The seas around Bell Rock were so harsh that construction could only take place in summer, in two hour bursts during the day before the workers had to retreat back to calm(er) water. Rennie was barely seen during this time, only having visited the rock twice, and the rest of the time Stevenson and the 60 construction workers fought through their seasickness and the awful conditions they built under. After a while of trying this system, the team decided to build a beacon house on the rock, so that they could reside there and not have to keep sailing to and from Bell Rock. The project, in total, cost around £61,339, which was the original budget, plus 50%.
How to Get There:
As you can imagine, visiting the Bell Rock Lighthouse itself is not recommended, as it marks the spot where thousands of sailors have died. The seas in Arbroath are very choppy, even in the calmer summer months, and the risk of being smashed against the huge Bell Rock reef is simply too high.
You can, however, get close to the Bell Rock Lighthouse by joining a fishing trip in a large boat. To get to Arbroath you will need to fly to Dundee Riverside Airport, and then catch a taxi to Arbroath for no more than £30 ($49).
Where to Stay:
The Rosely Country House Hotel is one of the best hotels to stay in, in Arbroath and is located on Forfar road. This Victorian style luxury hotel has single bed and breakfast rooms starting at just $73 per night, or double rooms from $97. This is great value for the quality of stay you will enjoy, even though you will need to call a taxi or rent a car to get to the center of Arbroath.

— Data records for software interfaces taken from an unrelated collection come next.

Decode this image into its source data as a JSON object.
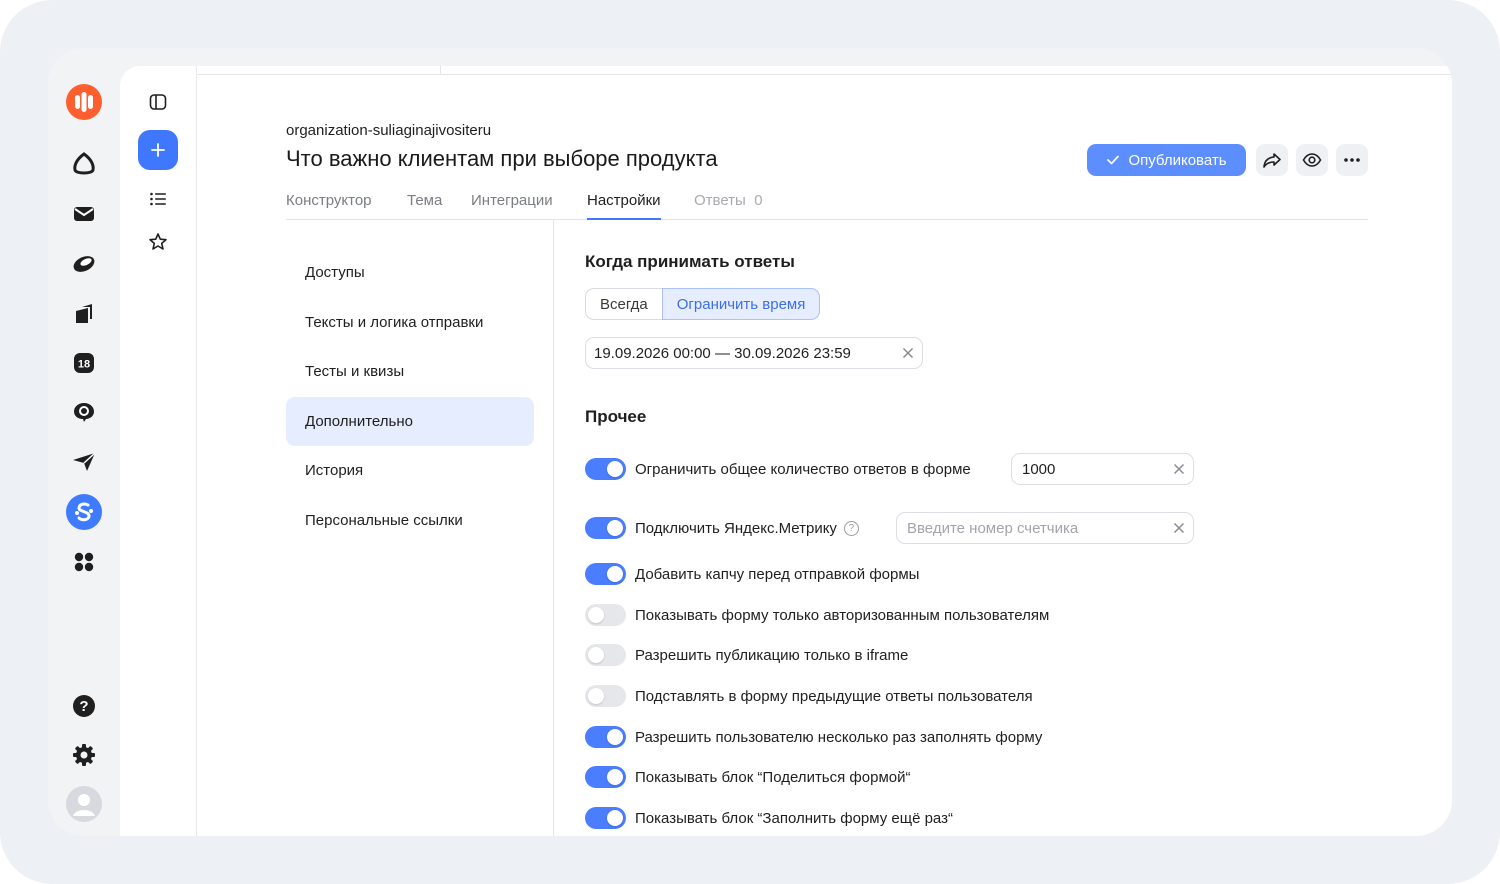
{
  "rail": {
    "icons": [
      "logo-icon",
      "alice-icon",
      "mail-icon",
      "disk-icon",
      "docs-icon",
      "calendar-icon",
      "messenger-icon",
      "telemost-icon",
      "forms-icon",
      "apps-icon",
      "help-icon",
      "settings-icon",
      "avatar-icon"
    ],
    "calendar_day": "18"
  },
  "sidebar2": {
    "icons": [
      "panel-toggle-icon",
      "plus-icon",
      "list-icon",
      "star-icon"
    ]
  },
  "header": {
    "org": "organization-suliaginajivositeru",
    "title": "Что важно клиентам при выборе продукта",
    "publish_label": "Опубликовать",
    "accent_color": "#5c8eff"
  },
  "tabs": [
    {
      "label": "Конструктор"
    },
    {
      "label": "Тема"
    },
    {
      "label": "Интеграции"
    },
    {
      "label": "Настройки",
      "active": true
    },
    {
      "label": "Ответы",
      "count": "0",
      "disabled": true
    }
  ],
  "nav": {
    "items": [
      {
        "label": "Доступы"
      },
      {
        "label": "Тексты и логика отправки"
      },
      {
        "label": "Тесты и квизы"
      },
      {
        "label": "Дополнительно",
        "active": true
      },
      {
        "label": "История"
      },
      {
        "label": "Персональные ссылки"
      }
    ]
  },
  "settings": {
    "when_title": "Когда принимать ответы",
    "segment": {
      "always": "Всегда",
      "limit": "Ограничить время",
      "selected": "limit"
    },
    "date_range": "19.09.2026 00:00 — 30.09.2026 23:59",
    "other_title": "Прочее",
    "max_answers_value": "1000",
    "metrika_placeholder": "Введите номер счетчика",
    "toggles": [
      {
        "label": "Ограничить общее количество ответов в форме",
        "on": true
      },
      {
        "label": "Подключить Яндекс.Метрику",
        "on": true
      },
      {
        "label": "Добавить капчу перед отправкой формы",
        "on": true
      },
      {
        "label": "Показывать форму только авторизованным пользователям",
        "on": false
      },
      {
        "label": "Разрешить публикацию только в iframe",
        "on": false
      },
      {
        "label": "Подставлять в форму предыдущие ответы пользователя",
        "on": false
      },
      {
        "label": "Разрешить пользователю несколько раз заполнять форму",
        "on": true
      },
      {
        "label": "Показывать блок “Поделиться формой“",
        "on": true
      },
      {
        "label": "Показывать блок “Заполнить форму ещё раз“",
        "on": true
      }
    ]
  }
}
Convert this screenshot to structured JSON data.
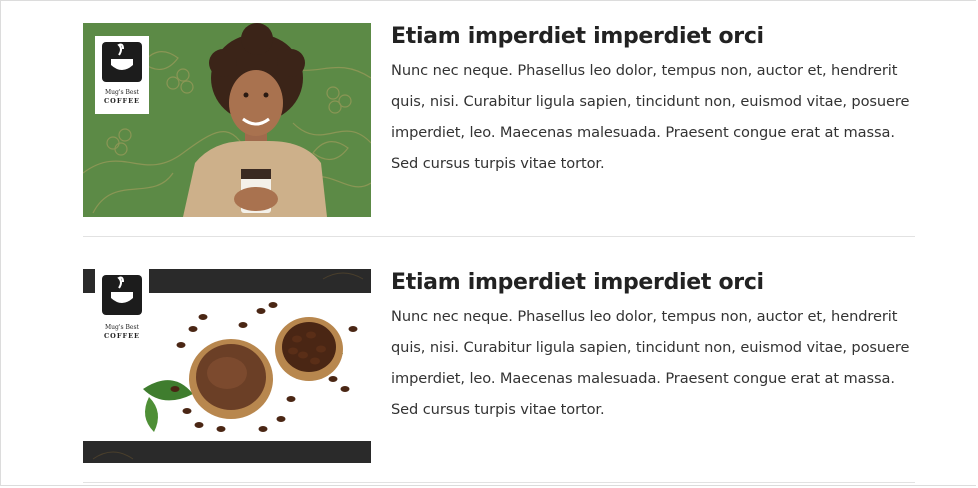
{
  "articles": [
    {
      "title": "Etiam imperdiet imperdiet orci",
      "body": "Nunc nec neque. Phasellus leo dolor, tempus non, auctor et, hendrerit quis, nisi. Curabitur ligula sapien, tincidunt non, euismod vitae, posuere imperdiet, leo. Maecenas malesuada. Praesent congue erat at massa. Sed cursus turpis vitae tortor.",
      "image": {
        "logo_line1": "Mug's Best",
        "logo_line2": "COFFEE",
        "bg_color": "#5c8a46"
      }
    },
    {
      "title": "Etiam imperdiet imperdiet orci",
      "body": "Nunc nec neque. Phasellus leo dolor, tempus non, auctor et, hendrerit quis, nisi. Curabitur ligula sapien, tincidunt non, euismod vitae, posuere imperdiet, leo. Maecenas malesuada. Praesent congue erat at massa. Sed cursus turpis vitae tortor.",
      "image": {
        "logo_line1": "Mug's Best",
        "logo_line2": "COFFEE",
        "bg_color": "#ffffff"
      }
    }
  ]
}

The Inverpark Hotel, on the other hand, is located right on the coast where you may be able to get a room with a view of the Bell Rock Lighthouse itself.